After a long pause, he declared that our “journey” was over.

The last slip — and the fact that I’d lost that, too — played heavily on my mind.

After the workshop, Urakami asked each of us what had been written on their final piece of paper. Most people cited their partner or a close family member; one woman said her cat; another had saved “singing” to the last.

I asked two people sitting next to me what they thought of the event. “My choices ended up being quite different from what I would have expected,” the woman said — confiding that her last slip had “thoughts” written on it. “I felt that, in the end, we crave relationships most,” said the man who accompanied her — adding that his last loss was “mother.”

Though I, like many others, had kept my family members till the very end, I had been surprised at many of my own decisions. While hobbies were easy to let go, I had a hard time giving up “money” and “food.” I also vacillated throughout the process, wondering if I was making the right decisions or not.

“I think older people would find it too tough to go through this, because it’s too close to their real life,” Urakami told me after the workshop. “But young people generally don’t think it’s such a taboo to talk about death. I find these events helpful to make people understand the Buddhist concept of mujō (the transience and emptiness of all things).

Personally, having been on that journey to dying, I’m not sure if I was left any more strategic or purposeful about my life (unless you count my singleminded craving for sweets afterward). Certainly, though, it did make a few elements in my life sparkle in ways that they never had before, making them feel more precious and dear to me.

Tetsuya Urakami’s website, with contact details, is at 753an.blog.so-net.ne.jp. Both it and the workshops are in Japanese.

  • nosnurbd

    Dying is much like going to sleep at night, but not waking up in the morning. We are sorry to go because we won’t get to see what happens tomorrow and tomorrow and tomorrow. It is the living, the loved ones left behind, that suffer. Enjoy what there is and love the ones you love.

  • nobuo takamura
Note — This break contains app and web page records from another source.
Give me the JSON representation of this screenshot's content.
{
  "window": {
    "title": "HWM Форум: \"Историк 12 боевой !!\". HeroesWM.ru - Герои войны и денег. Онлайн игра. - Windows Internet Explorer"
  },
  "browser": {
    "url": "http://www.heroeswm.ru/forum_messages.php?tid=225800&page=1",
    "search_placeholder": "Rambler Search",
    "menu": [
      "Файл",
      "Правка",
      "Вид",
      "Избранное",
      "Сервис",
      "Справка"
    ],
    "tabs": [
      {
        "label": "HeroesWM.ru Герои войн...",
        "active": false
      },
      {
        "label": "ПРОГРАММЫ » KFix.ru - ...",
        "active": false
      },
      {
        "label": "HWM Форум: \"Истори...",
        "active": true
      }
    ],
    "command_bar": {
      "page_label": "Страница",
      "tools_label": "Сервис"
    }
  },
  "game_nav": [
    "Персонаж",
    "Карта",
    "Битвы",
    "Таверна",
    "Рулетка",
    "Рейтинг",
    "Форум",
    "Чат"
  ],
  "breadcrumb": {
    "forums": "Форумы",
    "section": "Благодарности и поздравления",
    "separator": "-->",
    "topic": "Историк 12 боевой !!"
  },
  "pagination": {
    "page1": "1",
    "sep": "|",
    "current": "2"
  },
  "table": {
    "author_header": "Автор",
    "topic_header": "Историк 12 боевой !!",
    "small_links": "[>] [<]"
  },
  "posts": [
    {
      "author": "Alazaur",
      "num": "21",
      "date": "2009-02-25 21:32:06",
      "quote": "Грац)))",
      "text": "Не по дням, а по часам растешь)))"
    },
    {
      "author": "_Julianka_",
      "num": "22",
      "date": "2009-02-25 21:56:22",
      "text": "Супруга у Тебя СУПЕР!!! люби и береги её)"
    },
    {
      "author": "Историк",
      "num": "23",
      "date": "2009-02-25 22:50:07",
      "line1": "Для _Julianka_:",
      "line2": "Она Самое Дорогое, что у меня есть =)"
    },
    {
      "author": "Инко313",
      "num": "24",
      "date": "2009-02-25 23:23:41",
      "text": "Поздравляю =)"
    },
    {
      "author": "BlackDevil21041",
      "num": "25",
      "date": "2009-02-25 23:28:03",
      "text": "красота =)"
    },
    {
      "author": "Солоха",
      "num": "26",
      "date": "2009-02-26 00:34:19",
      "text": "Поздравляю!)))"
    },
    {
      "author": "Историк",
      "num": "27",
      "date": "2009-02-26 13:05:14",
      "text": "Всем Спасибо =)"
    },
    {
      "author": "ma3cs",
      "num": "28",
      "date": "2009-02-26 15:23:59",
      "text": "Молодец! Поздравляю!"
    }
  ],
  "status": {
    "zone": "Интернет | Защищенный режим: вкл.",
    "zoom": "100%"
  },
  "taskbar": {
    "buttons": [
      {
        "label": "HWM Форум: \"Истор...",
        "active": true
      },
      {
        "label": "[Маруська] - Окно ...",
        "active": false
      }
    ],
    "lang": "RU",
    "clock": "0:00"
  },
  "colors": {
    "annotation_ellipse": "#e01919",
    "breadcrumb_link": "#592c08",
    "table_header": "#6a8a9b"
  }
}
    Quite an interesting article I’ve read! Something in me will lead me to another world beyond my imagination. I have given a lot of thought of death to my living spirit up untill now. I’ve never had so specific an experience as this process of crumpling something up and tossing it away, just like spending one day after another while being confined to bed, for just one situation among others.